But don’t get too ahead of yourself – start slowly! You want to gradually build up to the ideal schedule that best suits your life by making small changes. For instance, if you decide that daily journaling would be a great self-care strategy for you, consider starting out by journaling once a month. Over time, you can gradually increase your frequency so you end up writing in your journal on a daily basis. Making small changes and setting attainable goals creates a more realistic path to implementing your personal self-care plan. The very last thing you want is for your self-care goals to create more stress in your life!

For instance, if you decide that daily journaling would be a great self-care strategy for you, consider starting out by journaling once a month. Over time, you can gradually increase your frequency so you end up writing in your journal on a daily basis. Making small changes and setting attainable goals creates a more realistic path to implementing your personal self-care plan. The very last thing you want is for your self-care goals to create more stress in your life!

Making small changes and setting attainable goals creates a more realistic path to implementing your personal self-care plan. The very last thing you want is for your self-care goals to create more stress in your life!

4. Monitor Your Progress

After a certain point, it will be important to monitor the success of your self-care plan. Are you able to fulfill your academic and clinical demands without feeling burnt out? How successful has your plan been in achieving more balance in your life?

If you find that you are losing the motivation to follow through with your self-care plan, one strategy is to engender new goals. Consider whether journaling, for example, is the best self-care activity for you or whether you need to develop a new approach. Keep in mind that we always have room to improve and find the most successful self-care strategies that work for us.

5. Practice! Practice! Practice!

It may be argued that self-care requires the development of a certain skill set. If you do not spend the time practicing, it’s going to be difficult to solidify the steady practice of self-care into your schedule.

As graduate students and early career professionals, we have a unique set of challenges and demands; without a successful self-care plan, keeping up with those demands may prove to be very difficult.

Remember that self-care is meant to enhance your functioning and improve your life, rather than create additional tasks you have to mark off your calendar. That’s why it is essential to find the activities that work best for you and practice incorporating them into your routine.

 

When implementing weekly self-care strategies, remember to be creative, flexible, and keep them interesting.

Overall, it may take some time to figure out your ideal self-care plan and implement it into your schedule; however, once you have established a solid foundation and self-care skill set, you will likely experience less burnout and see an improvement in your overall wellbeing.

Subscribe to the Blog

Get free resources each week from real professionals and students in the field of behavioral health.

 
Annie Varvaryan, MA

Annie Varvaryan, MA

Annie Varvaryan, MA is currently a Clinical Psychology doctoral student at Pepperdine University/Graduate School of Education and Psychology. She received her Master’s degree in Psychology from Pepperdine University and her Bachelor’s degree in Psychology from the University of California, Los Angeles.
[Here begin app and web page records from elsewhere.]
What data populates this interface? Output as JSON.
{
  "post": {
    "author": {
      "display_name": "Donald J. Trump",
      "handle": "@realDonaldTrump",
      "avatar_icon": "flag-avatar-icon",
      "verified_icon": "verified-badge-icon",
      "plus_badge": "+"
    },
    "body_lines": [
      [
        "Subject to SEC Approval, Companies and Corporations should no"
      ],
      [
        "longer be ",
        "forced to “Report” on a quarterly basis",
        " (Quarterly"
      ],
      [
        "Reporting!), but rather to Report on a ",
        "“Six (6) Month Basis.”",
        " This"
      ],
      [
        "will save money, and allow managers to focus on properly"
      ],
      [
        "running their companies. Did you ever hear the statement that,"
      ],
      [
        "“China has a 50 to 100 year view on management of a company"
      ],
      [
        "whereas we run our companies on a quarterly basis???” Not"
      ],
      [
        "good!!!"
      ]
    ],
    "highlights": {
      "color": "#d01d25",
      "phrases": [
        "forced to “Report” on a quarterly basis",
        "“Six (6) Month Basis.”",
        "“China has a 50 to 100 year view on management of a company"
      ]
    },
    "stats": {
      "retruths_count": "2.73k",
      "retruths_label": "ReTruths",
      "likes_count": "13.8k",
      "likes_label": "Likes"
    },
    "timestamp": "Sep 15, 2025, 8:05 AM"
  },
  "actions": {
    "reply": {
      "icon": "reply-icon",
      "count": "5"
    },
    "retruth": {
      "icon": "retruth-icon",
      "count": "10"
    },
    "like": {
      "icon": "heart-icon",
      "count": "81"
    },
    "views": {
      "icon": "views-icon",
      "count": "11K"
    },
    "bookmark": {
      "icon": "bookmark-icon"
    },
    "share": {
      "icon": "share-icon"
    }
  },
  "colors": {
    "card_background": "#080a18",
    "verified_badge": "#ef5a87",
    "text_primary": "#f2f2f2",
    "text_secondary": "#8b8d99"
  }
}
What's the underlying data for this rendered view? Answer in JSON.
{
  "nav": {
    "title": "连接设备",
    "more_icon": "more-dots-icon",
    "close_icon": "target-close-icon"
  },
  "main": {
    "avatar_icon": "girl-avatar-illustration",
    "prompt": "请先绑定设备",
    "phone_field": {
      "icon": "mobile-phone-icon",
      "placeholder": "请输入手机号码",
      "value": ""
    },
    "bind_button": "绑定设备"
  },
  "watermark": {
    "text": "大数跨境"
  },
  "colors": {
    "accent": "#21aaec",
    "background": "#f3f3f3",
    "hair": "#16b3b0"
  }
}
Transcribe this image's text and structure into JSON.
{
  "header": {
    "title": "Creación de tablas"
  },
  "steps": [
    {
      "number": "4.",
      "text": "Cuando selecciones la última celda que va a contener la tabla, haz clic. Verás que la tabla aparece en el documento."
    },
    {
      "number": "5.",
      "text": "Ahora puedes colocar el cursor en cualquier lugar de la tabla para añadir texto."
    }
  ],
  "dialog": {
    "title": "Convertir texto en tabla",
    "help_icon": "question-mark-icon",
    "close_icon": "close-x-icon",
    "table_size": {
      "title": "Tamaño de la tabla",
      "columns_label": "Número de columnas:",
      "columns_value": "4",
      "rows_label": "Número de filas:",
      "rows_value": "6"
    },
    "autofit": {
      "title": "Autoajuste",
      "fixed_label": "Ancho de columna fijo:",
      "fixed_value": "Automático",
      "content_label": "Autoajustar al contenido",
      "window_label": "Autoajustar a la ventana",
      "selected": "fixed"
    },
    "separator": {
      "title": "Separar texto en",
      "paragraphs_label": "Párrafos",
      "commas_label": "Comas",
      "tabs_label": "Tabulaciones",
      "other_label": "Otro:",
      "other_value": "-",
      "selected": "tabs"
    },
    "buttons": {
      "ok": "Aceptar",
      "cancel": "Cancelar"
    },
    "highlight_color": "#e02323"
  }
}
She has extensive research experience working on projects in neuropsychology, social stigma, health psychology, child psychology and traumatic experiences of veterans and military nurses. Her dissertation topic is on protective and risk factors of female sexual victimization, and their link to mental health outcomes. She has gained experience across a variety of clinical settings including correctional facilities for juveniles, inpatient psychiatric hospitals, in-home counseling and community mental health. She has a strong interest in working with female survivors of sexual assault across a variety of settings and specializing in trauma work. Annie hopes to continue developing her clinical training and research skills working with a broad range of individuals.
Annie Varvaryan, MA